* _Exercise objective_: Given the records that follow, return each one verbatim.

━━━━━━

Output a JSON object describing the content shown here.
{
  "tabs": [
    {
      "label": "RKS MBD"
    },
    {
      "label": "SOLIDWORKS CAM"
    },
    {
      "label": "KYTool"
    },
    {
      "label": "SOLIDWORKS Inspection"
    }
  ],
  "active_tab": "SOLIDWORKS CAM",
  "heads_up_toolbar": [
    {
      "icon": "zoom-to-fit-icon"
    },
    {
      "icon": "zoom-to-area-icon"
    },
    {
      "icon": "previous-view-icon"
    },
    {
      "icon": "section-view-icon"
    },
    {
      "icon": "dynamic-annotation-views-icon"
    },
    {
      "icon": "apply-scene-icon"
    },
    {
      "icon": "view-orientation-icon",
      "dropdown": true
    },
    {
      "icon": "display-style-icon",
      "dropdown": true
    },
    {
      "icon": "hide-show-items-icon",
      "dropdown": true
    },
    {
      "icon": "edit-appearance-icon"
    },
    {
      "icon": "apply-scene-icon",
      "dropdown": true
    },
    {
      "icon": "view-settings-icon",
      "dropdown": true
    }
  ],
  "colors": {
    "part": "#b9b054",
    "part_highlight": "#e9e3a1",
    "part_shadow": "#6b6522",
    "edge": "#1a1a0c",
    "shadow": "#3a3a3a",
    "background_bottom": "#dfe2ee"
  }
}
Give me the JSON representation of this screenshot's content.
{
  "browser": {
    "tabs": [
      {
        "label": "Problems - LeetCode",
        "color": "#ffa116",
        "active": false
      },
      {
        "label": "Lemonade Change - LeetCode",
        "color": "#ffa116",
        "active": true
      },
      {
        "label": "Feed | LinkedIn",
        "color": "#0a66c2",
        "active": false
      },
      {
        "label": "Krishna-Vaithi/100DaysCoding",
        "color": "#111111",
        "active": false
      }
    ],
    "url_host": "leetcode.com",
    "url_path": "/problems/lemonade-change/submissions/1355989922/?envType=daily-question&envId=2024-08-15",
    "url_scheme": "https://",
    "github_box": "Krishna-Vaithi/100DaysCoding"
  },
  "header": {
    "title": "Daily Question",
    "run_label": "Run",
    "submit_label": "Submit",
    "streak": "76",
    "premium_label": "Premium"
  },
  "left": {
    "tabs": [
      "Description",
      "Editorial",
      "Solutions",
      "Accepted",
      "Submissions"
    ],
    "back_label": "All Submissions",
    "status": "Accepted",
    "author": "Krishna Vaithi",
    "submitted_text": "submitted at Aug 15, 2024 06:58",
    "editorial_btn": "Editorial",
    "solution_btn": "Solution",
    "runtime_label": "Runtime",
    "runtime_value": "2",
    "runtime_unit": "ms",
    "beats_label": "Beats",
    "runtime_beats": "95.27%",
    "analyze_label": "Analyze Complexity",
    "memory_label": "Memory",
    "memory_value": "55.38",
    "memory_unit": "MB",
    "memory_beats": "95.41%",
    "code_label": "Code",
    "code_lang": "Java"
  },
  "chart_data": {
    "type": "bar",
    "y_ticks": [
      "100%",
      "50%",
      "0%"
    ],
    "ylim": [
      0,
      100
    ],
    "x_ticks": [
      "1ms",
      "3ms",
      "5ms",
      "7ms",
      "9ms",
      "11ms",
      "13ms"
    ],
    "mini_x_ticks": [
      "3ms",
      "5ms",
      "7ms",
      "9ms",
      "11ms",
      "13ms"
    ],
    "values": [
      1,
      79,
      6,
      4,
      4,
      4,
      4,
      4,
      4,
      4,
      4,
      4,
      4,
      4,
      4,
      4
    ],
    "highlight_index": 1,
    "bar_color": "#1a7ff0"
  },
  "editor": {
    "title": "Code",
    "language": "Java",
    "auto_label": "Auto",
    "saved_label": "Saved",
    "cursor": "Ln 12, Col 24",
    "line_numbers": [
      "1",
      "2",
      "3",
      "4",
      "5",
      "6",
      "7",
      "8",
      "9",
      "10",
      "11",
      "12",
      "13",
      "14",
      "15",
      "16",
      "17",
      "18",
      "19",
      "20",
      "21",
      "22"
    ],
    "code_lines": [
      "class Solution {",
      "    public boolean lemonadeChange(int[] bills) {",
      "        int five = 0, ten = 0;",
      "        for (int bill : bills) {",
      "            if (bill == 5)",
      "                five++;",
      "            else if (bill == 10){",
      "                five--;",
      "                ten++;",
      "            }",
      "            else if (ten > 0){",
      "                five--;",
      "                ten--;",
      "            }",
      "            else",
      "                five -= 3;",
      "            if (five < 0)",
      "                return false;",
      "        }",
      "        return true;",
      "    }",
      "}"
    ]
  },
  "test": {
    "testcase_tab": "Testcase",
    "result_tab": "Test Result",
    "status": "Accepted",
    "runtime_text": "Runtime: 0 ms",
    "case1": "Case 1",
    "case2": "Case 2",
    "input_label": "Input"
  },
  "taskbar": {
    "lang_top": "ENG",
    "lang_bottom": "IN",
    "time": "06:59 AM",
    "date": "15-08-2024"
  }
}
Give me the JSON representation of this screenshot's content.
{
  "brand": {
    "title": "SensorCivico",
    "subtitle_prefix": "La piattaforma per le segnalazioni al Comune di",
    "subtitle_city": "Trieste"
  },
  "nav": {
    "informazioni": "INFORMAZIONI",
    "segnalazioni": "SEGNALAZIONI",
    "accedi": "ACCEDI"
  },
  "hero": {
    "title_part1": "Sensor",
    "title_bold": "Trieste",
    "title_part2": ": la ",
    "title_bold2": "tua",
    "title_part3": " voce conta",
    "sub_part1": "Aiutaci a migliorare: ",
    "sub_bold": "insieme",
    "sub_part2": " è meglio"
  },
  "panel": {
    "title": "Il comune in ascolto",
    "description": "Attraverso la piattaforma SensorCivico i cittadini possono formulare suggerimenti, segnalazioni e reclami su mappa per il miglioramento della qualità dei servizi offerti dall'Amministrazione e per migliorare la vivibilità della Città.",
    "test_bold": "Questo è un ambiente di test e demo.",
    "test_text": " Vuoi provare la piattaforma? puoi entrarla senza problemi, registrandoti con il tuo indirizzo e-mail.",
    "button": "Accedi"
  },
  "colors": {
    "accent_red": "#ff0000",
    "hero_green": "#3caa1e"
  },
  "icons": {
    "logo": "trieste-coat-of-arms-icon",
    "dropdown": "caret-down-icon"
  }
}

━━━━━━

* _Output of the task_:
Output a JSON object describing the content shown here.
{
  "tabs": [
    {
      "label": "RKS MBD"
    },
    {
      "label": "SOLIDWORKS CAM"
    },
    {
      "label": "KYTool"
    },
    {
      "label": "SOLIDWORKS Inspection"
    }
  ],
  "active_tab": "SOLIDWORKS CAM",
  "heads_up_toolbar": [
    {
      "icon": "zoom-to-fit-icon"
    },
    {
      "icon": "zoom-to-area-icon"
    },
    {
      "icon": "previous-view-icon"
    },
    {
      "icon": "section-view-icon"
    },
    {
      "icon": "dynamic-annotation-views-icon"
    },
    {
      "icon": "apply-scene-icon"
    },
    {
      "icon": "view-orientation-icon",
      "dropdown": true
    },
    {
      "icon": "display-style-icon",
      "dropdown": true
    },
    {
      "icon": "hide-show-items-icon",
      "dropdown": true
    },
    {
      "icon": "edit-appearance-icon"
    },
    {
      "icon": "apply-scene-icon",
      "dropdown": true
    },
    {
      "icon": "view-settings-icon",
      "dropdown": true
    }
  ],
  "colors": {
    "part": "#b9b054",
    "part_highlight": "#e9e3a1",
    "part_shadow": "#6b6522",
    "edge": "#1a1a0c",
    "shadow": "#3a3a3a",
    "background_bottom": "#dfe2ee"
  }
}
Give me the JSON representation of this screenshot's content.
{
  "browser": {
    "tabs": [
      {
        "label": "Problems - LeetCode",
        "color": "#ffa116",
        "active": false
      },
      {
        "label": "Lemonade Change - LeetCode",
        "color": "#ffa116",
        "active": true
      },
      {
        "label": "Feed | LinkedIn",
        "color": "#0a66c2",
        "active": false
      },
      {
        "label": "Krishna-Vaithi/100DaysCoding",
        "color": "#111111",
        "active": false
      }
    ],
    "url_host": "leetcode.com",
    "url_path": "/problems/lemonade-change/submissions/1355989922/?envType=daily-question&envId=2024-08-15",
    "url_scheme": "https://",
    "github_box": "Krishna-Vaithi/100DaysCoding"
  },
  "header": {
    "title": "Daily Question",
    "run_label": "Run",
    "submit_label": "Submit",
    "streak": "76",
    "premium_label": "Premium"
  },
  "left": {
    "tabs": [
      "Description",
      "Editorial",
      "Solutions",
      "Accepted",
      "Submissions"
    ],
    "back_label": "All Submissions",
    "status": "Accepted",
    "author": "Krishna Vaithi",
    "submitted_text": "submitted at Aug 15, 2024 06:58",
    "editorial_btn": "Editorial",
    "solution_btn": "Solution",
    "runtime_label": "Runtime",
    "runtime_value": "2",
    "runtime_unit": "ms",
    "beats_label": "Beats",
    "runtime_beats": "95.27%",
    "analyze_label": "Analyze Complexity",
    "memory_label": "Memory",
    "memory_value": "55.38",
    "memory_unit": "MB",
    "memory_beats": "95.41%",
    "code_label": "Code",
    "code_lang": "Java"
  },
  "chart_data": {
    "type": "bar",
    "y_ticks": [
      "100%",
      "50%",
      "0%"
    ],
    "ylim": [
      0,
      100
    ],
    "x_ticks": [
      "1ms",
      "3ms",
      "5ms",
      "7ms",
      "9ms",
      "11ms",
      "13ms"
    ],
    "mini_x_ticks": [
      "3ms",
      "5ms",
      "7ms",
      "9ms",
      "11ms",
      "13ms"
    ],
    "values": [
      1,
      79,
      6,
      4,
      4,
      4,
      4,
      4,
      4,
      4,
      4,
      4,
      4,
      4,
      4,
      4
    ],
    "highlight_index": 1,
    "bar_color": "#1a7ff0"
  },
  "editor": {
    "title": "Code",
    "language": "Java",
    "auto_label": "Auto",
    "saved_label": "Saved",
    "cursor": "Ln 12, Col 24",
    "line_numbers": [
      "1",
      "2",
      "3",
      "4",
      "5",
      "6",
      "7",
      "8",
      "9",
      "10",
      "11",
      "12",
      "13",
      "14",
      "15",
      "16",
      "17",
      "18",
      "19",
      "20",
      "21",
      "22"
    ],
    "code_lines": [
      "class Solution {",
      "    public boolean lemonadeChange(int[] bills) {",
      "        int five = 0, ten = 0;",
      "        for (int bill : bills) {",
      "            if (bill == 5)",
      "                five++;",
      "            else if (bill == 10){",
      "                five--;",
      "                ten++;",
      "            }",
      "            else if (ten > 0){",
      "                five--;",
      "                ten--;",
      "            }",
      "            else",
      "                five -= 3;",
      "            if (five < 0)",
      "                return false;",
      "        }",
      "        return true;",
      "    }",
      "}"
    ]
  },
  "test": {
    "testcase_tab": "Testcase",
    "result_tab": "Test Result",
    "status": "Accepted",
    "runtime_text": "Runtime: 0 ms",
    "case1": "Case 1",
    "case2": "Case 2",
    "input_label": "Input"
  },
  "taskbar": {
    "lang_top": "ENG",
    "lang_bottom": "IN",
    "time": "06:59 AM",
    "date": "15-08-2024"
  }
}
Give me the JSON representation of this screenshot's content.
{
  "brand": {
    "title": "SensorCivico",
    "subtitle_prefix": "La piattaforma per le segnalazioni al Comune di",
    "subtitle_city": "Trieste"
  },
  "nav": {
    "informazioni": "INFORMAZIONI",
    "segnalazioni": "SEGNALAZIONI",
    "accedi": "ACCEDI"
  },
  "hero": {
    "title_part1": "Sensor",
    "title_bold": "Trieste",
    "title_part2": ": la ",
    "title_bold2": "tua",
    "title_part3": " voce conta",
    "sub_part1": "Aiutaci a migliorare: ",
    "sub_bold": "insieme",
    "sub_part2": " è meglio"
  },
  "panel": {
    "title": "Il comune in ascolto",
    "description": "Attraverso la piattaforma SensorCivico i cittadini possono formulare suggerimenti, segnalazioni e reclami su mappa per il miglioramento della qualità dei servizi offerti dall'Amministrazione e per migliorare la vivibilità della Città.",
    "test_bold": "Questo è un ambiente di test e demo.",
    "test_text": " Vuoi provare la piattaforma? puoi entrarla senza problemi, registrandoti con il tuo indirizzo e-mail.",
    "button": "Accedi"
  },
  "colors": {
    "accent_red": "#ff0000",
    "hero_green": "#3caa1e"
  },
  "icons": {
    "logo": "trieste-coat-of-arms-icon",
    "dropdown": "caret-down-icon"
  }
}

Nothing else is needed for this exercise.